According to a report recently published by the National Automated Clearing House Association (NACHA), from 1Q 2012 to 1Q 2013, the number of ACH transactions in the United States grew by 2.92 percent. This increase pushed the number of total ACH transactions just for 1Q 2013 to 4.32 billion. Yes, you read correctly—billion, with a “b”. Of these, approximately 3.89 million were business-to-business (B2B) payments, a 4 percent increase over last year’s total.
The results of this report align with what we are seeing at Central National Bank—more businesses are electing to make (and receive) payments electronically, specifically, via ACH.
Have you resisted the urge to enter the electronic payments world because you are fearful of sharing account information? If so, setting up what we (and other banks) commonly refer to as an “Electronic Account” should help ease your concerns.
What is an Electronic Account?
An Electronic Account is as simple as it might sound. Essentially, it’s an account that exists for the sole purpose of receiving electronic payments (ACH and/or Wires). Why, you might ask?
Well, when another company sends an electronic payment to you, it requires that you first provide them with both your routing number and your account number. Giving out this information for one of your existing accounts (usually an Operating Account) might make you a little uncomfortable. If so, a designated Electronic Account should mitigate your concerns.
How does it work?
The Electronic Account works much like any other commercial checking account, except it’s typically set up as a Zero-Balance Sweep Account. This means that—at the end of the day—any funds in the account automatically sweep over into another account of your choosing (typically the Operating Account).
Note: The same arrangement can also be set up for ACH Debits. Under this setup, you can transfer funds online to cover anticipated ACH debits.
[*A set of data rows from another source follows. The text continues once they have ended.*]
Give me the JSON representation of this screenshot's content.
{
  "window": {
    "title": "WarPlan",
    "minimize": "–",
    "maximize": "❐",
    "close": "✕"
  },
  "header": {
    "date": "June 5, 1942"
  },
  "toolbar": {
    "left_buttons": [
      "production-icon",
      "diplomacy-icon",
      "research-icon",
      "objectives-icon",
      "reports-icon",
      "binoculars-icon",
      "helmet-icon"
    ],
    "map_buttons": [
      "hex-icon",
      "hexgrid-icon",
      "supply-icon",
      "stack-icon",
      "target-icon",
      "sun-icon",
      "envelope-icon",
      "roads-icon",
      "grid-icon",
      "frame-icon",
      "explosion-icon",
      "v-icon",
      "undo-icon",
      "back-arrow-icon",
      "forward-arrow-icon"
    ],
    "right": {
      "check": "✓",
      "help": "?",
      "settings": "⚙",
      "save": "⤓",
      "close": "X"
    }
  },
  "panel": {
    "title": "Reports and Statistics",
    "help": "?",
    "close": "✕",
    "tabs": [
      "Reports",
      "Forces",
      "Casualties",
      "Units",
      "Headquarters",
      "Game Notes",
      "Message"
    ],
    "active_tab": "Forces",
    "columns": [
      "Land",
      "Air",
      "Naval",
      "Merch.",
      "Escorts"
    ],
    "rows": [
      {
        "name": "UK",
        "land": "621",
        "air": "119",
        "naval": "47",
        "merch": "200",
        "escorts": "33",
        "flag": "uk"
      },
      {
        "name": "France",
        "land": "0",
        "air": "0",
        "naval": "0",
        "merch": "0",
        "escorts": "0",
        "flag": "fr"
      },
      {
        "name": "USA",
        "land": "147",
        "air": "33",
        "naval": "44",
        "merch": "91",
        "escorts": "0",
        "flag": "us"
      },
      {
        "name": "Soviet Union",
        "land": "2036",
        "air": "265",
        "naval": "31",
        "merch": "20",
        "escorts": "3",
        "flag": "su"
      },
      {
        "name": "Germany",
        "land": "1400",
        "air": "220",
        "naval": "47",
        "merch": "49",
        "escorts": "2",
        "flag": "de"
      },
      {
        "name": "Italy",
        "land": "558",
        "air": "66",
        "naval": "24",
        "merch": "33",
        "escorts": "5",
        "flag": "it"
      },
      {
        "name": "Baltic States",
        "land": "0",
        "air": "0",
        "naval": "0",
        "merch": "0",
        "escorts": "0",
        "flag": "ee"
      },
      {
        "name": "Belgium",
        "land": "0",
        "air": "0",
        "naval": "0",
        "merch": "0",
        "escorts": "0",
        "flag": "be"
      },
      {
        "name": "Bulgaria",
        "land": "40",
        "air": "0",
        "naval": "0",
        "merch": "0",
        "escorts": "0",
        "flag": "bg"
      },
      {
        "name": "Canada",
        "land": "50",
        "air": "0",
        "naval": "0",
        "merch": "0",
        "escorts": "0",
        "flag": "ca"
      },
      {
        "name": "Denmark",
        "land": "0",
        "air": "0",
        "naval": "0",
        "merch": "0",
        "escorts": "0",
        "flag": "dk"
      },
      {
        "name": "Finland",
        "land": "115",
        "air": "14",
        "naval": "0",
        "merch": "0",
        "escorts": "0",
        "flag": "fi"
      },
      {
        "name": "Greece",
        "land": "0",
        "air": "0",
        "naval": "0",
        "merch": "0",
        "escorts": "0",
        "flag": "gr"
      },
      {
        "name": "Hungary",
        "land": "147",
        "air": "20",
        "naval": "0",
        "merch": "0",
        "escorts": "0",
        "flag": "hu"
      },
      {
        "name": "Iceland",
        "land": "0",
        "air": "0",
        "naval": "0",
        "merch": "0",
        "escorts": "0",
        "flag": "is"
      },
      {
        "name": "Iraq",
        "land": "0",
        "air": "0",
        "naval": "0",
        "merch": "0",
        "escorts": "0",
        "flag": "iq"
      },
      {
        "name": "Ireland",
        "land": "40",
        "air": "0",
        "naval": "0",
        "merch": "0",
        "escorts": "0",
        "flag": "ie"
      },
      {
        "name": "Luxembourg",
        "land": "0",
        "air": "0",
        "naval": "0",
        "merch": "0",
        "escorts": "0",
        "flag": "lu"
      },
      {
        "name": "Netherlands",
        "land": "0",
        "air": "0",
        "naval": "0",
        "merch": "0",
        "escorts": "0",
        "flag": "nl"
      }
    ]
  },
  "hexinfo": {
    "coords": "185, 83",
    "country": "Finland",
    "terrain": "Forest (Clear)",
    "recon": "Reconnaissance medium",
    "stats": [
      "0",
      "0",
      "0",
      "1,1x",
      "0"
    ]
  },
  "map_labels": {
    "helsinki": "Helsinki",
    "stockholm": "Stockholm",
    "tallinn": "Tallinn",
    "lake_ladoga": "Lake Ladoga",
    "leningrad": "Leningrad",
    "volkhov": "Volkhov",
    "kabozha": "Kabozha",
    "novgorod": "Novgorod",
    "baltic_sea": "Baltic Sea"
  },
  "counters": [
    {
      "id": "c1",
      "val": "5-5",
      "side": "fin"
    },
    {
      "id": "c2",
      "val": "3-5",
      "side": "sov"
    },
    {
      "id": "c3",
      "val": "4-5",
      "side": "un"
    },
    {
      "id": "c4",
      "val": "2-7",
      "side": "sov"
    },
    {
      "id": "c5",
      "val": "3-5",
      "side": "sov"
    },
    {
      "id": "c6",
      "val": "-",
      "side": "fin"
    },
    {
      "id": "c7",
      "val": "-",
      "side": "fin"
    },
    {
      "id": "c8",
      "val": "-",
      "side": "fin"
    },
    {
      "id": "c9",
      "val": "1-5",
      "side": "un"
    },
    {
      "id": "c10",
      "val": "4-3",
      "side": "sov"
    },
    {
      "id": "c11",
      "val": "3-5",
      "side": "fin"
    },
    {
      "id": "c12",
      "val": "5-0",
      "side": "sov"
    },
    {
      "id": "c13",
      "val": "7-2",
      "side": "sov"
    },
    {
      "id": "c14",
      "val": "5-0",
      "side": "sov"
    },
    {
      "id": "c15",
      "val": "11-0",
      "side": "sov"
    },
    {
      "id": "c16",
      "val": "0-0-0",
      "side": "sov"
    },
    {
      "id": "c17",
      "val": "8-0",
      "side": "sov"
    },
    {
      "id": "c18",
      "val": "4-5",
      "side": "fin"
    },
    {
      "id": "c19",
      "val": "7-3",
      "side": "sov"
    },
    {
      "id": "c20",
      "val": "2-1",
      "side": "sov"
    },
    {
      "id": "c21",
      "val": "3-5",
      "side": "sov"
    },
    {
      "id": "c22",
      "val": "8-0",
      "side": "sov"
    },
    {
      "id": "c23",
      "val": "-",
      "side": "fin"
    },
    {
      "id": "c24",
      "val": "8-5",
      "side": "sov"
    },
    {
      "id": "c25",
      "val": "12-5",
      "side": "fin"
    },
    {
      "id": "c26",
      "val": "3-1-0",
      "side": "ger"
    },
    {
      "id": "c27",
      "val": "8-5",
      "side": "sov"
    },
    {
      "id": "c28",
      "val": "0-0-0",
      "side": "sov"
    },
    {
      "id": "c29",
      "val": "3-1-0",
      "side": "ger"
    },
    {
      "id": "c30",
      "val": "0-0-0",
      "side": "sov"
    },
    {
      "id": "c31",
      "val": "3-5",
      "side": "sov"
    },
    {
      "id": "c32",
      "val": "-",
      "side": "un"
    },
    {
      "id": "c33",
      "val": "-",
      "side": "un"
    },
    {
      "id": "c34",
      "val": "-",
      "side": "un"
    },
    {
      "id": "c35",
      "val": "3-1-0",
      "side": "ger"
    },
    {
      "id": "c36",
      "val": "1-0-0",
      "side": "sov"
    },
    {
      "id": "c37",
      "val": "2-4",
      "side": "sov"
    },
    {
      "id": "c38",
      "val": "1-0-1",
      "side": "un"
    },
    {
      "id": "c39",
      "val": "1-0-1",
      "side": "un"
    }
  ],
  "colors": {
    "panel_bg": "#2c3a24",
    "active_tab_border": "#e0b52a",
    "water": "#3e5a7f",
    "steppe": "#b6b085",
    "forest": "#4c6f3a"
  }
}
So, when establishing relationships with new clients who wish to pay you electronically, instead of giving them your main account number, you would provide them with the account number for your Electronic Account.
Talk to your bank
If you’re currently receiving ACH payments, or if you’re on the verge of accepting your first payment, you might check with your bank to learn more about setting up an Electronic Account for your business.